Jessica over at the Vancouver Police Museum wrote a wonderful blog post about the top ten reasons why the VPM rocks. I thought this was a great idea and a great post, so I decided to respond with my own list of reasons why I think MOA is memorable (in no particular order).
Top Ten Reasons Why MOA is Memorable!
10. MOA displays over 60% of its collections
When the Multiversity Galleries were built in 2009-10, MOA staff had the intention of displaying as much of the collection as possible! The 4,500 square foot space houses more than 10,000 objects within its cases and pullout drawers. The Ramp and Great Hall display some of MOA’s largest and oldest Northwest Coast objects, totem poles and carvings (and in such a lovely setting, too!) Outside the Museum one can find totem poles, the Haida Houses, Susan Point carvings and more!
9. MOA is a place of learning, research and teaching
As part of the University of British Columbia, MOA is at the frontier of anthropological and archaeological research and teaching. Some of MOA’s curators and even MOA’s director, Anthony Shelton, teach in the Anthropology department at UBC. I took ANTH 431, Museum Practice and Curatorship, last year with curator Jennifer Kramer (who is teaching again this year with curator Sue Rowley). Classes are held in the Museum’s ethnology, archaeology, and conservation labs , and in the library and archives. There are also a number of programs offered for grade school students.
8. MOA is at the forefront of collaborative research
MOA recognizes the diversity of Canada’s First Nations and, as the Museum is situated on ancestral Musqueam land, enjoys working with local communities to discuss, display, and interact with their histories. For 31 years MOA has hosted the Native Youth Program and works closely with the UBC First Nations House of Learning.
7. MOA makes it’s collections accessible to anyone!
This past September the MOACAT was launched on our website, making our collections accessible to people around the world. MOACAT terminals are also placed throughout the MVG (Multiversity Galleries) and Koerner Ceramics Gallery so that visitors can look up extensive information on objects, places and people. Fancy that!

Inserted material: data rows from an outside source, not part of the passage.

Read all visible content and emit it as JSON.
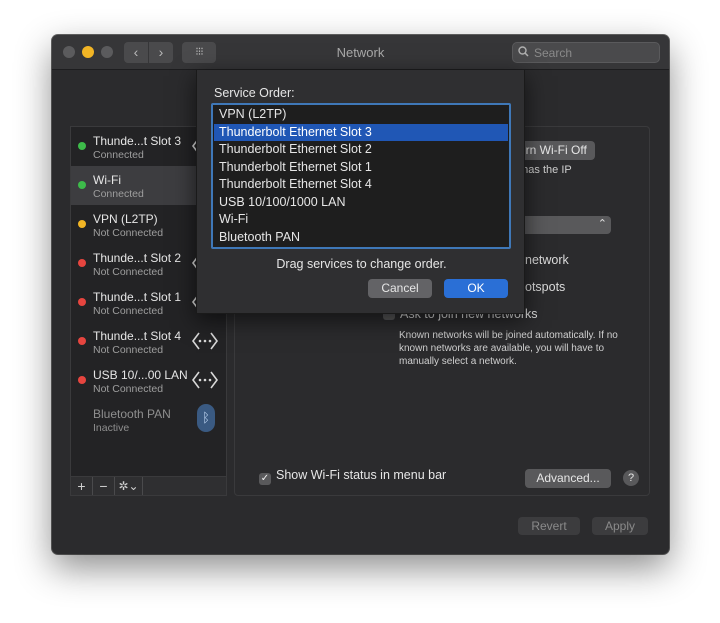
{
  "window": {
    "title": "Network"
  },
  "search": {
    "placeholder": "Search"
  },
  "toolbar": {
    "back_glyph": "‹",
    "forward_glyph": "›",
    "grid_glyph": "⁝⁝⁝"
  },
  "services": [
    {
      "name": "Thunde...t Slot  3",
      "status": "Connected",
      "dot_color": "#3dbb4a",
      "icon": "arrows-icon"
    },
    {
      "name": "Wi-Fi",
      "status": "Connected",
      "dot_color": "#3dbb4a",
      "icon": "wifi-icon",
      "selected": true
    },
    {
      "name": "VPN (L2TP)",
      "status": "Not Connected",
      "dot_color": "#f2b525",
      "icon": "vpn-icon"
    },
    {
      "name": "Thunde...t Slot  2",
      "status": "Not Connected",
      "dot_color": "#e6453f",
      "icon": "arrows-icon"
    },
    {
      "name": "Thunde...t Slot  1",
      "status": "Not Connected",
      "dot_color": "#e6453f",
      "icon": "arrows-icon"
    },
    {
      "name": "Thunde...t Slot  4",
      "status": "Not Connected",
      "dot_color": "#e6453f",
      "icon": "arrows-icon"
    },
    {
      "name": "USB 10/...00 LAN",
      "status": "Not Connected",
      "dot_color": "#e6453f",
      "icon": "arrows-icon"
    },
    {
      "name": "Bluetooth PAN",
      "status": "Inactive",
      "dot_color": "",
      "icon": "bluetooth-icon",
      "inactive": true
    }
  ],
  "list_toolbar": {
    "add": "+",
    "remove": "−",
    "gear": "✲⌄"
  },
  "detail": {
    "wifi_button": "urn Wi-Fi Off",
    "ip_text": "d has the IP",
    "network_text": "network",
    "hotspots_text": "otspots",
    "ask_label": "Ask to join new networks",
    "known_text": "Known networks will be joined automatically. If no known networks are available, you will have to manually select a network.",
    "show_status_label": "Show Wi-Fi status in menu bar",
    "advanced_button": "Advanced...",
    "help_glyph": "?",
    "revert_button": "Revert",
    "apply_button": "Apply"
  },
  "sheet": {
    "title": "Service Order:",
    "items": [
      "VPN (L2TP)",
      "Thunderbolt Ethernet Slot  3",
      "Thunderbolt Ethernet Slot  2",
      "Thunderbolt Ethernet Slot  1",
      "Thunderbolt Ethernet Slot  4",
      "USB 10/100/1000 LAN",
      "Wi-Fi",
      "Bluetooth PAN"
    ],
    "selected_index": 1,
    "hint": "Drag services to change order.",
    "cancel_button": "Cancel",
    "ok_button": "OK"
  },
  "colors": {
    "accent": "#2a6fd6",
    "selection": "#2057b5",
    "focus_ring": "#3f78b8"
  }
}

6. MOA is free to UBC staff, faculty and students
MOA likes to embrace the fact that it’s a part of the University, and so we welcome ALL student, staff and faculty to come through the Museum for free!
5. MOA hosts some of the most MEMORABLE events!
This past year MOA reopened after extensive renovations and hosted the extremely successful Border Zones exhibit, WAM! 2010, Man Ray (this weekend) and will be presenting Signed Without Signature: Works by Charles and Isabella Edenshaw in November. Museum staff LOVE to host numerous performances, lecture series, live demonstrations and exhibits to keep things interesting. Some of the performers we had this past year include Cris Derksen, the Git Hayetsk Dancers, Ache Brasil, Tibetan Monks and more! Hey, you can even have your wedding here, too.
4. MOA Curators love to engage with visitors!
Since early October, MOA Curators have been giving free guided tours to visitors every Tuesday from 1-2pm. I’ve spoken with some of the curators about their experiences and have received excellent feedback. It really makes them feel great for the rest of the day when visitors show a keen interest in what they are doing! There are also free tours given twice a day by MOA Volunteers.
3. MOA employs UBC students and has a plethora of volunteers
MOA employs students as work studies, interns and tour guides. I am finishing my undergraduate degree at UBC and am working as a work study, myself! The Museum also has a HUGE number of volunteers who run tours, student programs and events. MOA has more than 80 volunteers , and many of them have been volunteering with MOA for a LONG time!
2. MOA likes hearing from you!!
We read your comments, respond to questions and ALWAYS want to hear from you! Have a question for a curator? Post it on facebook, the blog, or our twitter and I will make sure you’re question is answered! In fact, I strongly encourage questions (we are a teaching institution, after all).
1. MOA has global relationships
Our curators and staff are from all over the world and travel to distant locations (Curator Carol Mayer works sometimes works in Vanuatu!) to build and maintain strong personal relationships that are beneficial for
everyone! When the Museum received a donation from the Williams family it began a relationship that blossomed into a two documentaries about a reconciliation ceremony between the community in Erromango and the William’s family, and a relationship between the Museum, the Williams’ and the people in Erromango!